What would life be like if we had to face difficult times and decisions without any idea of what to do or what to expect? If no one had gone on before us and there was no light to shine upon our paths, how dark and intimidating would life be? Human existence thrives on example and influence. We learn from others’ experiences, and our ambitions can be drawn from the inspiration of those who went on before us, those who are older, who are wiser.
In the same way, college, career, the impending responsibility of adulthood can look unapproachable, and while it is important that you come out of college chalk full of academics with a bright, shiny degree to show for it, its just as important to come out wiser and more savvy on life. Wise words of a mentor play an essential part in how successful you’ll be in college and in life. The hard part is finding someone you trust to lead you in the right direction.
I realized as I started writing this blog how much the subject of dating and romance as a reading topic can become trite and cliche, but, nevertheless, I decided NOT to shy away from something that can be a serious hindrance to your time at college—campus break-ups.

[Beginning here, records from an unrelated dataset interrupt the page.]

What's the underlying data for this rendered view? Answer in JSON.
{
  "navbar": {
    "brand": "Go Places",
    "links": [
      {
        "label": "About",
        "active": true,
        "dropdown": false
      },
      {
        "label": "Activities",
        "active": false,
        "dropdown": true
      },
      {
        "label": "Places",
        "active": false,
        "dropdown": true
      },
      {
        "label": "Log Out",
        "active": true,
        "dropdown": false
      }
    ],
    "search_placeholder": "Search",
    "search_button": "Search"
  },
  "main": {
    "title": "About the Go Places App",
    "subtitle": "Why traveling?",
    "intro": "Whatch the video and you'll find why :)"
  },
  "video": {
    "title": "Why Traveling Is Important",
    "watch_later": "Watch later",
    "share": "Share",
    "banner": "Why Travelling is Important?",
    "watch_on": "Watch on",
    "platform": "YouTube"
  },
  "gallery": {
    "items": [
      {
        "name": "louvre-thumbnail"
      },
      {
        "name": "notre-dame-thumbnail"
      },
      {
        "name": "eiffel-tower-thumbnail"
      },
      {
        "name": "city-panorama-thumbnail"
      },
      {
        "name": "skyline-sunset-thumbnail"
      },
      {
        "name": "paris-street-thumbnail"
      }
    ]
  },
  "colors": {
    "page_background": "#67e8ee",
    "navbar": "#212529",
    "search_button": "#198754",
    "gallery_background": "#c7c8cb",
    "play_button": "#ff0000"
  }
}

Whether the relationship was short-lived, near engagement, or knee-deep in wedding plans, break-ups on campus are especially horrific, owing to the special environment surrounding the split—the campus. There’s no escape of the person. There’s no avoiding hearsay of that person. Like a constantly picked scab, there is never healing.
Growing up, I had a grandmother who would set up her soapbox and proclaim from the ends of the earth “college or bust!” For without a four year degree, we could expect to make a living flipping burgers and live in a life of poverty and shame.
Interestingly enough, a decade later, that same grandmother, who is known for her Wall Street Journal article clippings that seem to gather in piles around the four corners of my house, sent an article entitled “Is a College Education Still Worth the Investment” by Joseph Slife. Observing my brother’s current crisis with student loans and nothing but a low-paying entry-level job to make up the difference, I was intrigued; I have had my misgivings about the college education investment for a while.
News outlets all across the country are reporting the recent findings of the Knight Commission report released earlier last week with regard to intercollegiate sports program costs. The alarming results have led many to believe that college sports as we know them, namely college football, may be in extremis, and there is no quick solution in sight.